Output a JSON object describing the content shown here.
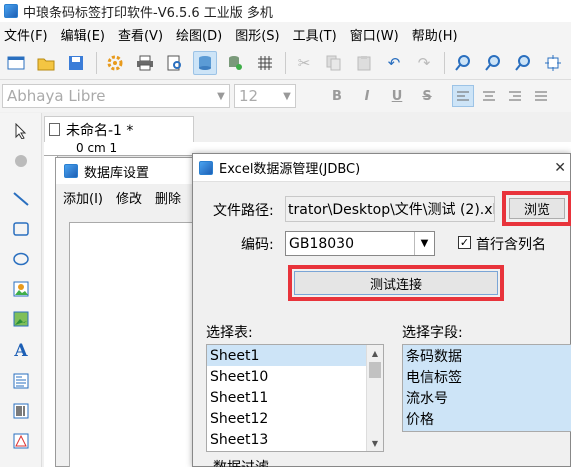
{
  "app": {
    "title": "中琅条码标签打印软件-V6.5.6 工业版 多机"
  },
  "menu": [
    "文件(F)",
    "编辑(E)",
    "查看(V)",
    "绘图(D)",
    "图形(S)",
    "工具(T)",
    "窗口(W)",
    "帮助(H)"
  ],
  "font_toolbar": {
    "font_name": "Abhaya Libre",
    "font_size": "12",
    "bold": "B",
    "italic": "I",
    "underline": "U",
    "strike": "S"
  },
  "document": {
    "tab_title": "未命名-1 *",
    "ruler_label": "0 cm 1"
  },
  "db_dialog": {
    "title": "数据库设置",
    "menu": [
      "添加(I)",
      "修改",
      "删除"
    ]
  },
  "excel_dialog": {
    "title": "Excel数据源管理(JDBC)",
    "path_label": "文件路径:",
    "path_value": "trator\\Desktop\\文件\\测试 (2).xls",
    "browse_label": "浏览",
    "encoding_label": "编码:",
    "encoding_value": "GB18030",
    "first_row_label": "首行含列名",
    "first_row_checked": true,
    "test_button_label": "测试连接",
    "tables_label": "选择表:",
    "fields_label": "选择字段:",
    "tables": [
      "Sheet1",
      "Sheet10",
      "Sheet11",
      "Sheet12",
      "Sheet13"
    ],
    "selected_table": "Sheet1",
    "fields": [
      "条码数据",
      "电信标签",
      "流水号",
      "价格"
    ],
    "filter_label": "数据过滤"
  },
  "colors": {
    "highlight_box": "#e8333b",
    "selection": "#cde4f7"
  }
}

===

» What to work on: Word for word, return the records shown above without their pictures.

» Problem solution:
Output a JSON object describing the content shown here.
{
  "app": {
    "title": "中琅条码标签打印软件-V6.5.6 工业版 多机"
  },
  "menu": [
    "文件(F)",
    "编辑(E)",
    "查看(V)",
    "绘图(D)",
    "图形(S)",
    "工具(T)",
    "窗口(W)",
    "帮助(H)"
  ],
  "font_toolbar": {
    "font_name": "Abhaya Libre",
    "font_size": "12",
    "bold": "B",
    "italic": "I",
    "underline": "U",
    "strike": "S"
  },
  "document": {
    "tab_title": "未命名-1 *",
    "ruler_label": "0 cm 1"
  },
  "db_dialog": {
    "title": "数据库设置",
    "menu": [
      "添加(I)",
      "修改",
      "删除"
    ]
  },
  "excel_dialog": {
    "title": "Excel数据源管理(JDBC)",
    "path_label": "文件路径:",
    "path_value": "trator\\Desktop\\文件\\测试 (2).xls",
    "browse_label": "浏览",
    "encoding_label": "编码:",
    "encoding_value": "GB18030",
    "first_row_label": "首行含列名",
    "first_row_checked": true,
    "test_button_label": "测试连接",
    "tables_label": "选择表:",
    "fields_label": "选择字段:",
    "tables": [
      "Sheet1",
      "Sheet10",
      "Sheet11",
      "Sheet12",
      "Sheet13"
    ],
    "selected_table": "Sheet1",
    "fields": [
      "条码数据",
      "电信标签",
      "流水号",
      "价格"
    ],
    "filter_label": "数据过滤"
  },
  "colors": {
    "highlight_box": "#e8333b",
    "selection": "#cde4f7"
  }
}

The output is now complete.